How To Make Family Meals A Better Experience For Everyone

Even if everyone in your household is busy or picky.

Meals are a constant consideration in any busy household. Under my roof, not only are there neurodivergent traits, an eating disorder history, and single-parenting struggles to account for, but also the reality of our daily schedule: Sometimes we're spilling through the door at 6:15 p.m., hangry from a day at school, work, and activities, and there's limited time before the youngest needs to go to bed (or have a meltdown trying). Amidst the chaos, it would be understandable if family dinners fell by the wayside—but there are important reasons to keep up the practice.

I'm frequently getting the messaging about the "importance of family dinner," which is backed by research and expert opinion. I asked mindfulness coach Kristi Coppa, founder of Wondergrade, an emotional learning app and parent resource, for advice on navigating the reality of family dinner.

Embrace the imperfection of the family dinner

Giving myself the grace to have snack dinner or dinner in front of a movie once in a while really takes the pressure off. However, when we do come together and share a meal, I want to make it count.

"Choose one meal a week and make it a mindful family meal," Coppa says. "The goal of having a mindful meal is to have fun and explore the food we eat." This is not necessarily the time to try a new, exotic recipe the children of the house will hate, but instead consider what we appreciate about the foods in our everyday rotation. No phones or TV at this weekly meal will help make that happen. And there are a few other ways to bend the traditional idea of a family dinner to fit what works for your household.


It's still a family dinner if no one eats the same thing, for example. For the sake of harmony, I often act as a short order cook for my family of three. While my kids partake in "tester bites" to integrate new flavors and foods into their diet, it's okay, and often recommended, to have "safe" or "preferred" foods on the plate no matter what. Also, for the sake of everyone's happiness, I don't judge the food I make or serve the kids. Food is food, especially when you're accommodating any extenuating factors. This is not the moment to proclaim that your children shouldn't complain about their plate, or that they need to stay at the table until they finish. That's not what family dinners are about.

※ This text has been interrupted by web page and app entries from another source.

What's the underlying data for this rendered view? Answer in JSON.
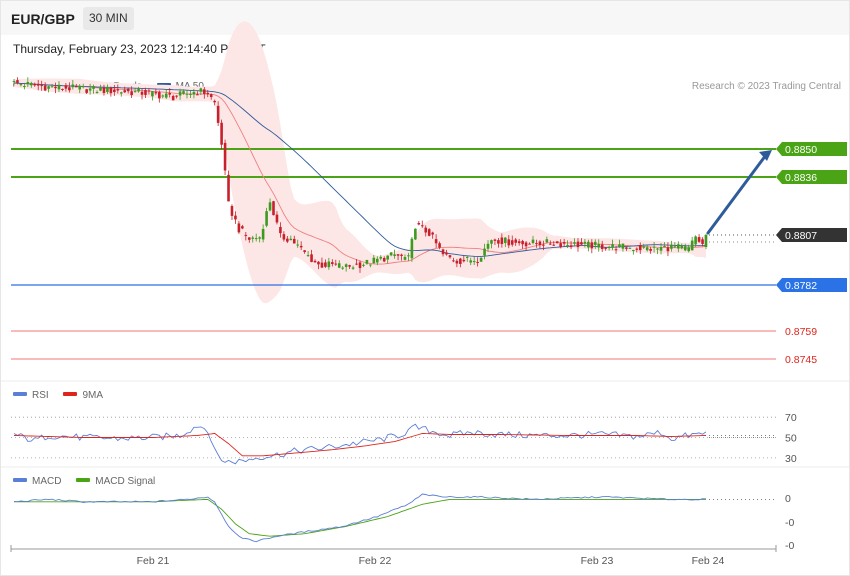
{
  "header": {
    "pair": "EUR/GBP",
    "timeframe": "30 MIN"
  },
  "datetime": "Thursday, February 23, 2023 12:14:40 PM CET",
  "copyright": "Research © 2023 Trading Central",
  "legends": {
    "price": [
      {
        "label": "MA 20 + Bollinger Bands",
        "color": "#f08080"
      },
      {
        "label": "MA 50",
        "color": "#2e5c9a"
      }
    ],
    "rsi": [
      {
        "label": "RSI",
        "color": "#5b7fd6"
      },
      {
        "label": "9MA",
        "color": "#e0241c"
      }
    ],
    "macd": [
      {
        "label": "MACD",
        "color": "#5b7fd6"
      },
      {
        "label": "MACD Signal",
        "color": "#4ba316"
      }
    ]
  },
  "colors": {
    "up": "#3c9a1f",
    "down": "#c8202b",
    "resistance": "#4ba316",
    "current": "#333333",
    "pivot": "#2a72e6",
    "support": "#e0241c",
    "support_line": "#f5a3a3",
    "band_fill": "#fde6e6",
    "arrow": "#2e5c9a"
  },
  "chart_data": {
    "type": "candlestick",
    "x_labels": [
      "Feb 21",
      "Feb 22",
      "Feb 23",
      "Feb 24"
    ],
    "price_range": [
      0.8737,
      0.8877
    ],
    "levels": [
      {
        "value": 0.885,
        "label": "0.8850",
        "kind": "resistance"
      },
      {
        "value": 0.8836,
        "label": "0.8836",
        "kind": "resistance"
      },
      {
        "value": 0.8807,
        "label": "0.8807",
        "kind": "current"
      },
      {
        "value": 0.8782,
        "label": "0.8782",
        "kind": "pivot"
      },
      {
        "value": 0.8759,
        "label": "0.8759",
        "kind": "support"
      },
      {
        "value": 0.8745,
        "label": "0.8745",
        "kind": "support"
      }
    ],
    "price_anchors": [
      [
        0,
        0.8883
      ],
      [
        10,
        0.8881
      ],
      [
        20,
        0.888
      ],
      [
        30,
        0.8879
      ],
      [
        38,
        0.8878
      ],
      [
        46,
        0.8876
      ],
      [
        53,
        0.8879
      ],
      [
        56,
        0.8878
      ],
      [
        58,
        0.8873
      ],
      [
        60,
        0.8853
      ],
      [
        62,
        0.8822
      ],
      [
        65,
        0.881
      ],
      [
        68,
        0.8805
      ],
      [
        71,
        0.8806
      ],
      [
        74,
        0.8824
      ],
      [
        77,
        0.8806
      ],
      [
        80,
        0.8805
      ],
      [
        84,
        0.8798
      ],
      [
        88,
        0.8792
      ],
      [
        92,
        0.8792
      ],
      [
        96,
        0.8791
      ],
      [
        102,
        0.8793
      ],
      [
        110,
        0.8797
      ],
      [
        114,
        0.8795
      ],
      [
        116,
        0.8812
      ],
      [
        120,
        0.8808
      ],
      [
        124,
        0.8797
      ],
      [
        128,
        0.8794
      ],
      [
        134,
        0.8795
      ],
      [
        138,
        0.8805
      ],
      [
        145,
        0.8803
      ],
      [
        155,
        0.8803
      ],
      [
        165,
        0.8802
      ],
      [
        175,
        0.8801
      ],
      [
        185,
        0.88
      ],
      [
        190,
        0.8801
      ],
      [
        195,
        0.88
      ],
      [
        197,
        0.8806
      ],
      [
        199,
        0.8802
      ],
      [
        200,
        0.8807
      ]
    ],
    "rsi": {
      "ticks": [
        70,
        50,
        30
      ],
      "range": [
        22,
        80
      ],
      "anchors": [
        [
          0,
          53
        ],
        [
          6,
          47
        ],
        [
          10,
          52
        ],
        [
          20,
          50
        ],
        [
          30,
          49
        ],
        [
          40,
          50
        ],
        [
          48,
          52
        ],
        [
          53,
          62
        ],
        [
          56,
          58
        ],
        [
          58,
          36
        ],
        [
          61,
          26
        ],
        [
          66,
          27
        ],
        [
          71,
          31
        ],
        [
          76,
          33
        ],
        [
          82,
          37
        ],
        [
          90,
          40
        ],
        [
          98,
          44
        ],
        [
          106,
          48
        ],
        [
          112,
          53
        ],
        [
          116,
          60
        ],
        [
          121,
          56
        ],
        [
          126,
          52
        ],
        [
          132,
          55
        ],
        [
          140,
          53
        ],
        [
          150,
          52
        ],
        [
          160,
          52
        ],
        [
          170,
          53
        ],
        [
          180,
          51
        ],
        [
          187,
          55
        ],
        [
          190,
          49
        ],
        [
          195,
          52
        ],
        [
          200,
          54
        ]
      ],
      "ma_anchors": [
        [
          0,
          52
        ],
        [
          20,
          50
        ],
        [
          40,
          50
        ],
        [
          53,
          52
        ],
        [
          58,
          54
        ],
        [
          62,
          44
        ],
        [
          66,
          32
        ],
        [
          72,
          32
        ],
        [
          82,
          35
        ],
        [
          92,
          38
        ],
        [
          102,
          42
        ],
        [
          110,
          46
        ],
        [
          118,
          54
        ],
        [
          126,
          53
        ],
        [
          140,
          53
        ],
        [
          160,
          52
        ],
        [
          180,
          52
        ],
        [
          190,
          51
        ],
        [
          200,
          52
        ]
      ]
    },
    "macd": {
      "ticks": [
        "0",
        "-0",
        "-0"
      ],
      "range": [
        -0.0018,
        0.0004
      ],
      "anchors": [
        [
          0,
          0.0
        ],
        [
          10,
          0.0001
        ],
        [
          20,
          0.0
        ],
        [
          30,
          0.0
        ],
        [
          40,
          0.0
        ],
        [
          50,
          0.0001
        ],
        [
          56,
          0.0002
        ],
        [
          58,
          0.0
        ],
        [
          62,
          -0.001
        ],
        [
          66,
          -0.0015
        ],
        [
          70,
          -0.0016
        ],
        [
          76,
          -0.0014
        ],
        [
          85,
          -0.0012
        ],
        [
          95,
          -0.001
        ],
        [
          105,
          -0.0006
        ],
        [
          114,
          -0.0001
        ],
        [
          118,
          0.0003
        ],
        [
          124,
          0.0002
        ],
        [
          134,
          0.0002
        ],
        [
          150,
          0.0001
        ],
        [
          170,
          0.0002
        ],
        [
          190,
          0.0001
        ],
        [
          200,
          0.0001
        ]
      ],
      "signal_anchors": [
        [
          0,
          0.0
        ],
        [
          20,
          0.0
        ],
        [
          40,
          0.0
        ],
        [
          56,
          0.0001
        ],
        [
          60,
          -0.0003
        ],
        [
          64,
          -0.0009
        ],
        [
          68,
          -0.0013
        ],
        [
          74,
          -0.0014
        ],
        [
          84,
          -0.0013
        ],
        [
          96,
          -0.001
        ],
        [
          108,
          -0.0006
        ],
        [
          118,
          -0.0001
        ],
        [
          126,
          0.0001
        ],
        [
          140,
          0.0001
        ],
        [
          170,
          0.0001
        ],
        [
          200,
          0.0001
        ]
      ]
    }
  }
}
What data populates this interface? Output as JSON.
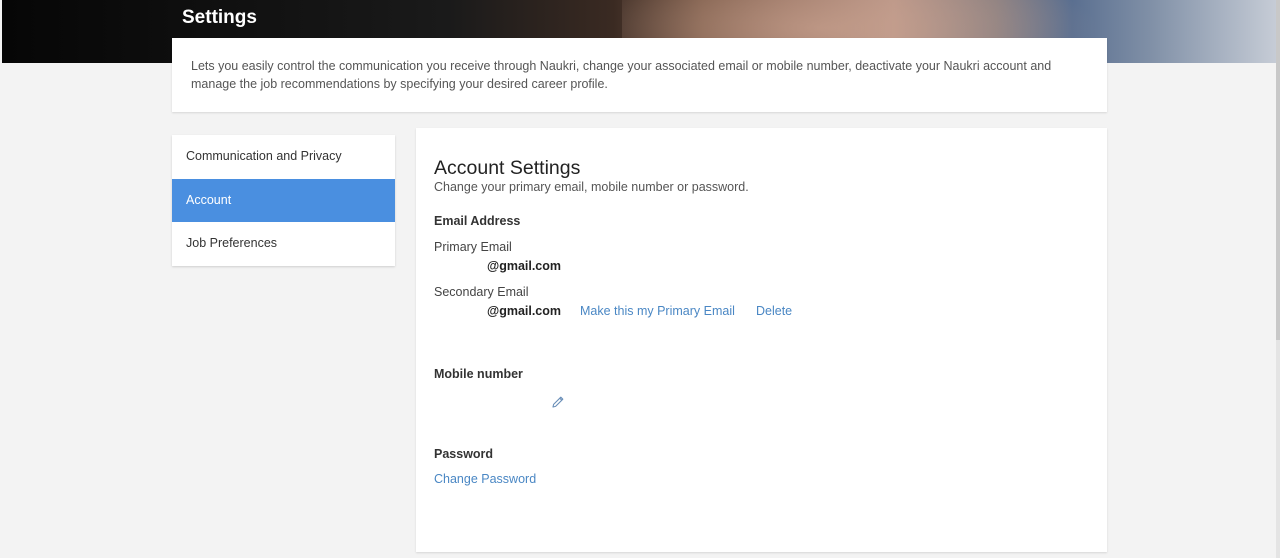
{
  "header": {
    "title": "Settings",
    "intro": "Lets you easily control the communication you receive through Naukri, change your associated email or mobile number, deactivate your Naukri account and manage the job recommendations by specifying your desired career profile."
  },
  "sidebar": {
    "items": [
      {
        "label": "Communication and Privacy",
        "active": false
      },
      {
        "label": "Account",
        "active": true
      },
      {
        "label": "Job Preferences",
        "active": false
      }
    ]
  },
  "account": {
    "title": "Account Settings",
    "subtitle": "Change your primary email, mobile number or password.",
    "email_section": "Email Address",
    "primary_label": "Primary Email",
    "primary_value": "@gmail.com",
    "secondary_label": "Secondary Email",
    "secondary_value": "@gmail.com",
    "make_primary": "Make this my Primary Email",
    "delete": "Delete",
    "mobile_section": "Mobile number",
    "mobile_edit_icon": "pencil-icon",
    "password_section": "Password",
    "change_password": "Change Password"
  },
  "colors": {
    "accent": "#4a8fe0",
    "link": "#4a87c4",
    "background": "#f3f3f3"
  }
}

How to engage with kids at a family dinner

There are lots of resources online for questions to ask your kid instead of "How was your day?" Beyond that, Coppa recommends some other ways to make mealtime more "mindful" and, by extension, more calm, and even enjoyable. No matter the topic of conversation, "Remember to keep it lighthearted and age-appropriate," she says.


Many families begin dinner with a prayer, but lots of people don't. Regardless of your religious traditions, you can practice gratitude as a family. "Before the meal, take a moment to say thank you for the food on your plate," Coppa says. "Talk about where the food came from and all the people involved in getting that food ready to eat, like the farmers, the grocery store clerks, etc." This can lead to a greater appreciation for the meal everyone's about to enjoy together.

Another technique Coppa recommends is to use all the senses while eating, prompting kids to tune into the smells, textures, and sounds of the food. (See below for where I ran into trouble with this one.) To model mindfulness for your family, try slowing down while you eat.


"Take one bite at a time, putting the utensil down, chewing, and swallowing before taking the next bite," Coppa says, adding that you can turn this into a game for kids by having everyone close their eyes while they take a bite, guessing what the food is based on its flavors, smells, or textures.

Finally, a good practice that stems from intuitive eating is to talk to kids about how to recognize hunger and fullness cues. "Ask them how their tummy feels before, during, and after eating. Does it change?" This introductory practice can make mealtime better for everyone, because it gives kids the agency to ask for seconds, transition to dessert, or decide they're finished.

For a better experience overall—and I know some people will come at me for this—build dessert into the meal even if kids don't eat the main course or the vegetable. To really create harmony (and practice intuitive eating), you can serve dessert on the same plate as the main, treating all foods as equally important. This way the dessert doesn't get put on a pedestal, and you don't have to put a damper on family dinner by fighting about it.

Troubleshooting the family meal

I made the potential mistake of teaching my oldest that their aversion to the sound of people chewing is called misophonia. Now when their brother chews audibly with his mouth open—something he does constantly due in part to allergy-induced snot—my eldest yells "MISOPHONIA!" and the mindful family meal is derailed.


Sometimes a family meal needs background music to drown out the sound of mouth noises. Sometimes we even turn on a podcast. Yes, this does take away the opportunity for chitchat at dinner time, but only temporarily. We usually pause and discuss what we listened to, connect it to our lives, or simply comment over the sound of the audio, which is its own form of bonding. If we're really butting up to bedtime and I don't have time to make myself something for dinner that isn't chicken nuggets, I make the kids their food and use the time to read to them. After bedtime, I have a solo parent dinner. It's still mealtime if you're together.

Family dinner can look like a lot of things, as long as it's time together. Let go of the Norman Rockwell version that demands doilies and perfectly plated entrees and just focus on making everyone feel comfortable. Create your version of an emotionally and physically nourishing meal.